[YOUR OBJECTIVE]: Scan the records for the string "localhost", then copy each line that has it.

[RECORDS SHOWN]:
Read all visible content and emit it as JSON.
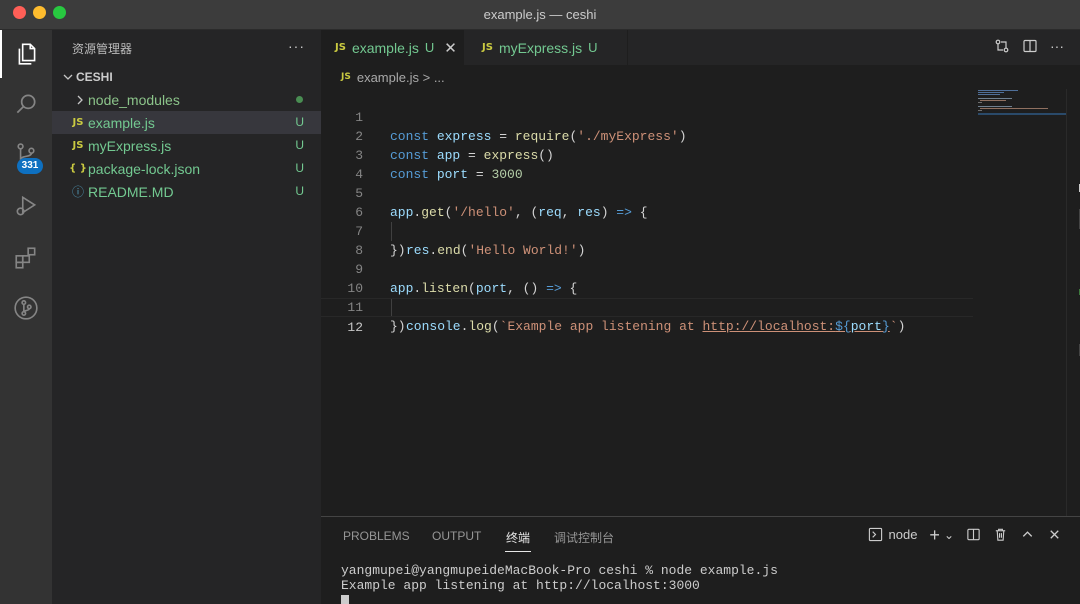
{
  "window": {
    "title": "example.js — ceshi"
  },
  "activity_bar": {
    "items": [
      {
        "icon": "files-icon",
        "active": true
      },
      {
        "icon": "search-icon"
      },
      {
        "icon": "source-control-icon",
        "badge": "331"
      },
      {
        "icon": "run-debug-icon"
      },
      {
        "icon": "extensions-icon"
      },
      {
        "icon": "git-graph-icon"
      }
    ]
  },
  "sidebar": {
    "title": "资源管理器",
    "more": "···",
    "folder": "CESHI",
    "items": [
      {
        "name": "node_modules",
        "type": "folder",
        "status": "dot"
      },
      {
        "name": "example.js",
        "type": "js",
        "icon_text": "JS",
        "status": "U",
        "selected": true
      },
      {
        "name": "myExpress.js",
        "type": "js",
        "icon_text": "JS",
        "status": "U"
      },
      {
        "name": "package-lock.json",
        "type": "json",
        "icon_text": "{ }",
        "status": "U"
      },
      {
        "name": "README.MD",
        "type": "info",
        "icon_text": "ⓘ",
        "status": "U"
      }
    ]
  },
  "tabs": [
    {
      "icon_text": "JS",
      "label": "example.js",
      "status": "U",
      "close": "✕",
      "active": true
    },
    {
      "icon_text": "JS",
      "label": "myExpress.js",
      "status": "U",
      "active": false
    }
  ],
  "breadcrumb": {
    "icon_text": "JS",
    "file": "example.js",
    "sep": " > ",
    "rest": "..."
  },
  "editor": {
    "lines": [
      "1",
      "2",
      "3",
      "4",
      "5",
      "6",
      "7",
      "8",
      "9",
      "10",
      "11",
      "12"
    ],
    "current_line": "12",
    "code": {
      "l1": {
        "kw": "const",
        "var": "express",
        "op": " = ",
        "fn": "require",
        "p1": "(",
        "str": "'./myExpress'",
        "p2": ")"
      },
      "l2": {
        "kw": "const",
        "var": "app",
        "op": " = ",
        "fn": "express",
        "p": "()"
      },
      "l3": {
        "kw": "const",
        "var": "port",
        "op": " = ",
        "num": "3000"
      },
      "l5": {
        "var": "app",
        "dot": ".",
        "fn": "get",
        "p1": "(",
        "str": "'/hello'",
        "c": ", (",
        "a1": "req",
        "c2": ", ",
        "a2": "res",
        "c3": ") ",
        "arrow": "=>",
        "b": " {"
      },
      "l6": {
        "var": "res",
        "dot": ".",
        "fn": "end",
        "p1": "(",
        "str": "'Hello World!'",
        "p2": ")"
      },
      "l7": {
        "t": "})"
      },
      "l9": {
        "var": "app",
        "dot": ".",
        "fn": "listen",
        "p1": "(",
        "a1": "port",
        "c": ", () ",
        "arrow": "=>",
        "b": " {"
      },
      "l10": {
        "var": "console",
        "dot": ".",
        "fn": "log",
        "p1": "(",
        "s1": "`Example app listening at ",
        "url": "http://localhost:",
        "t1": "${",
        "tv": "port",
        "t2": "}",
        "s2": "`",
        "p2": ")"
      },
      "l11": {
        "t": "})"
      }
    }
  },
  "panel": {
    "tabs": [
      "PROBLEMS",
      "OUTPUT",
      "终端",
      "调试控制台"
    ],
    "active_tab": "终端",
    "terminal_name": "node",
    "plus": "+",
    "chevron": "⌄",
    "terminal_lines": [
      "yangmupei@yangmupeideMacBook-Pro ceshi % node example.js",
      "Example app listening at http://localhost:3000"
    ]
  },
  "colors": {
    "accent_badge": "#0e70c0",
    "untracked_green": "#73c991",
    "js_yellow": "#cbcb41"
  }
}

[RESPONSE TO THIS EXERCISE]:
        "url": "http://localhost:",
      "Example app listening at http://localhost:3000"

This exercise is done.